composer Arvo Pärt had his life changed through an encounter with Gregorian chant in the
1970s. He created an intense, personal style of composition (which he calls tintinnabulum,
after the sounds of bells) that is almost completely derived from the number of syllables in
each word. In this austere style, the structure of each word dictates, in large part, the melodic
contour and rhythmic stress of each word, and these in turn give shape to each phrase. His
works are astounding in their combination of simplicity and power. The Magnificat is one of
Pärt’s best-known compositions, a stunning exposition of Mary’s heartfelt prayer after she is
visited by the angel.

8

Chicago a cappella

N O T E S O N T H E M U S I C B Y J O N AT H A N M I L L E R

c o n t.

Magnificat anima mea Dominum.

My soul magnifies the Lord.

Et exultavit spiritus meus in Deo salutari meo.

And my spirit rejoices in God my Savior.

Quia respexit humilitatem ancillae suae.
Ecce enim ex hoc beatam me dicent

For He has regarded the lowliness of His handmaiden.
Behold, from henceforth, I will be called blessed

omnes generationes.

by all generations.

Quia fecit mihi magna,
qui potens est, et sanctum nomen eius.

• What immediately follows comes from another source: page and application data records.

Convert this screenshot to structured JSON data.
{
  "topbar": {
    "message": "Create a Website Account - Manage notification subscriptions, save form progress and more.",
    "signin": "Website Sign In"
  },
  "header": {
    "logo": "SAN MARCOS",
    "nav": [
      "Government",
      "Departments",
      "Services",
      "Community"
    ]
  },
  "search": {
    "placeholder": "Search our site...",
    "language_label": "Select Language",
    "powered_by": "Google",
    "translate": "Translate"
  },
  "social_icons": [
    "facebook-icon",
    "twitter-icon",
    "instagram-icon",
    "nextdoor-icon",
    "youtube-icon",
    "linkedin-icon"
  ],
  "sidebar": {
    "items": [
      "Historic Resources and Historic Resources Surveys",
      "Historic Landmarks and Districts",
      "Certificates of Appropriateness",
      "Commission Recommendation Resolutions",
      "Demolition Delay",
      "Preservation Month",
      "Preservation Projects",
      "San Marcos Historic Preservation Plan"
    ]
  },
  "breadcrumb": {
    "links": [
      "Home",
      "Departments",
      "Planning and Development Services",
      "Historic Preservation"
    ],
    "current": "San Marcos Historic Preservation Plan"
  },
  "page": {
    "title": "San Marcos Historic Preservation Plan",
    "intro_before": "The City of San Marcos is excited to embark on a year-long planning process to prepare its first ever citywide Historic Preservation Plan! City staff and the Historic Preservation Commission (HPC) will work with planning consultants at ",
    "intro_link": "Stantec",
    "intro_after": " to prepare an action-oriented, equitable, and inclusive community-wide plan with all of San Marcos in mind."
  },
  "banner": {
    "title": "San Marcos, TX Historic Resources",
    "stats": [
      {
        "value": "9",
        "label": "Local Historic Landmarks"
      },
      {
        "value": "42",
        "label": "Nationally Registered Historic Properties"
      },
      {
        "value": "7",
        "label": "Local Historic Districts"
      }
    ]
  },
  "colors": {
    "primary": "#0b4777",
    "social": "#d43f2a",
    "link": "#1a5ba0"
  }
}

For the Mighty One has done
great things for me, and holy is His name.

Et misericordia a progenie in progenies,
timentibus eum.

His mercy is for those who fear Him
from generation to generation.

Fecit potentiam in bracchio suo,
dispersit superbos mente cordis sui.

He has shown strength with His arm,
He has scattered the proud in the thoughts of their hearts.

Deposuit potentes de sede et exaltavit humiles.
Esurientes implevit bonis,
et divites dimisit inanes.

He has brought down the powerful from their
thrones and lifted up the lowly.
He has filled the hungry with good things,
and sent the rich away empty.

Suscepit Israel puerum suum
recordatus misericordie suae.

He has helped His servant Israel
in remembrance of His mercy.

Sicut locutus est ad patres nostros,
Abraham et semini eius in saecula.

According to the promise He made to our ancestors,
to Abraham and to His descendants forever..

Gloria Patri et Filio et Spiritui Sancto,
sicut erat in principio
et nunc et in saecula saeculorum,
Amen.

Glory to the Father and to the Son and to the Holy Spirit,
as it was in the beginning,
is now, and for ever and ever,
Amen.
—trans. Pamela Dellal,
courtesy Emmanuel Music Inc.

John Tavener: Today the Virgin
The late John Tavener, an Englishman, became a member of the Orthodox Church in
1977, when he was in his early thirties. Much of his output was inspired by Russian and/or
Byzantine chant traditions. His music typically has an ethereal quality to it, similar in some
ways to that of Arvo Pärt, whom you’ll hear later. However, in this piece, Tavener takes a
more direct, angular approach, drawing on the tradition of the medieval English carol in
his setting of a Christmas text by Mother Thekla (1918-2011), who was an important force
in his life. A remarkable woman, she was born Marina Scharf in the northern Caucasus
and escaped to England with her family during the Russian Revolution; eventually she took
orders, later becoming Abbess of the small Orthodox community in the south of England,
which relocated to the Yorkshire Moors in 1974. She played many influential roles in
Tavener’s life, including spiritual (and commercial) advisor, librettist, and counselor; Tavener
later said that he could not have worked so well with another librettist, writing that she
“helped me put my music and my life together.”

Holidays a cappella

9


Related documents


PDF Document chicagoacappella holidaysacappella2015
PDF Document holiday events 2015
PDF Document sounds of grace 2015 audition info
PDF Document notre dame program
PDF Document orange county holiday events 2014
PDF Document monterey symphonys fabulous season 72


Related keywords